Based on the 1907 novel, “Israel Rank: The Autobiography of a Criminal” (which was also the basis for the highly regarded Alex Guinness film, Kind Hearts and Coronets, from 1949), A Gentleman’s Guide to Love and Murder is one of the most entertaining shows to hit Broadway in the past decade.
The story of – you guessed it, love and murder – follows a lower class man named Montague Navarro (Blake Price), who discovers his royal lineage shortly after the passing of his mother. Family friend Miss Shingle (Kristen Antoinette Kane) tells him that he is, “the son of the daughter, of the grandson, of the nephew, of the second Earl of Highhurst.” Monty could very well be the next Earl, except for the fact that eight of the D’Ysquith family members (all played by the fantastic James Taylor Odom) stand in his way.

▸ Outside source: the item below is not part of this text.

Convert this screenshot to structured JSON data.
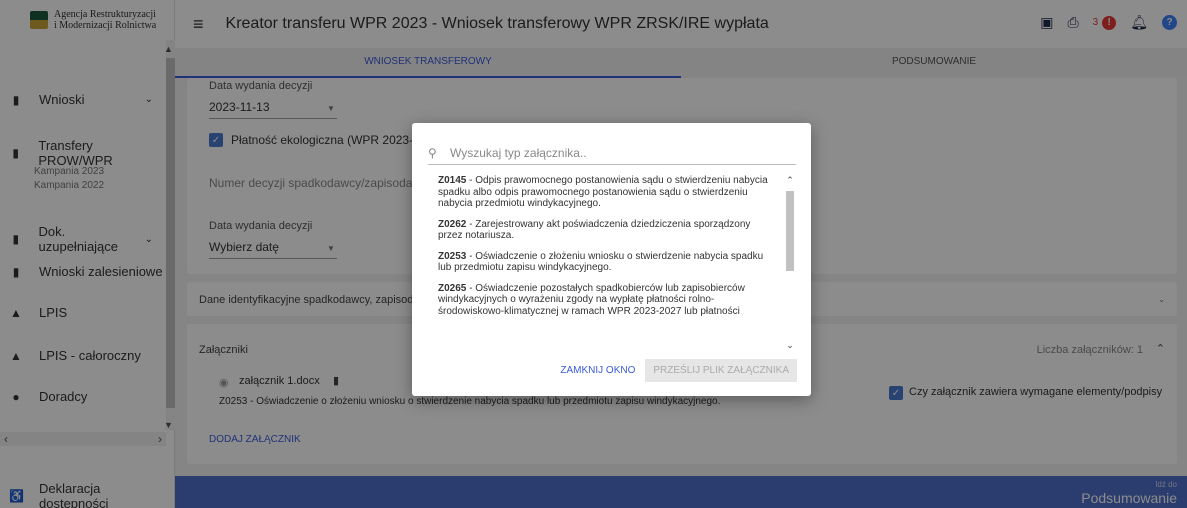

After sending a letter to the family, and receiving a quick rejection, he comes up with a plan to kill off each relative who stands between him and his newly desired station.
The show, with book and lyrics by Robert L. Freedman, and music and lyrics by Steven Lutvak, is full of catchy and downright hilarious songs. Numbers like, “I Don’t Know What I’d Do,” “Better With a Man,” and “I Don’t Understand the Poor” have the audience roaring with laughter. And one of my personal favorites is “I’ve Decided to Marry You,” which was performed on the 2014 Tonys the year that Gentleman’s Guide took home three of the awards. You can watch the delightful performance below.
The nine members of the D’Ysquith family steal the show, played by only two actors in the show. Blake Price is charming as Monty, capturing the charisma needed to portray a character planning eight murders and that you want to root for. It doesn’t hurt that the other eight D’Ysquiths are played by the tremendously talented James Taylor Odom. The two of them are brilliant together on-stage, as Monty interacts with his newly found family tree. Odom has the challenge of playing: Asquith D’Ysquith, Sr. and Jr., Reverend Ezekial D’Ysquith, Henry D’Ysquith, Lady Hyacinth D’Ysquith, Major Bartholomew D’Ysquith, Lady Salome D’Ysquith Pumphrey, and finally Lord Adalbert D’Ysquith – Eighth Earl of Highhurst. Freedman has written a terrific group of characters, and Odom’s portrayal is nothing less than masterful.
Monty’s love interest early on in the show is Sibella Hallward, played by the delightful Colleen McLaughlin. Sibella treats Monty as more of a plaything than a lover, singing that she doesn’t know what she’d do without him – and preparing for a date with a rich suitor at the same time. Yet her character doesn’t know what she has until it is too late, eventually married while Monty climbs the ranks of the family business. As Monty’s Earldom comes into focus, Sibella starts giving him more and more attention – eventually becoming jealous of Phoebe D’Ysquith (Erin McIntyre). Both of these women have beautiful voices and a knack for comedic timing. As mentioned previously, their performance with Price is, for lack of a better term, to die for.
The production makes great use of an intimate set, wonderfully designed and donning a video backdrop that is cleverly used as a character throughout the show. Darko Tresnjak was responsible for the original direction which won Gentleman’s Guide the Tony for Best Musical. On the tour, Peggy Hickey receives credit for both direction and choreography – which are wonderful. The show is extremely funny – but is also clearly taken seriously. And that is how the best comedy is created. Everything from the dance numbers to the fabulous costumes is well crafted, making for a highly entertaining evening.
A Gentleman’s Guide to Love and Murder has become one of my favorite comedies, and one that I look forward to seeing any time it comes to town. Don’t miss the chance to see this hilariously clever musical if you can. It’s one that you won’t soon forget.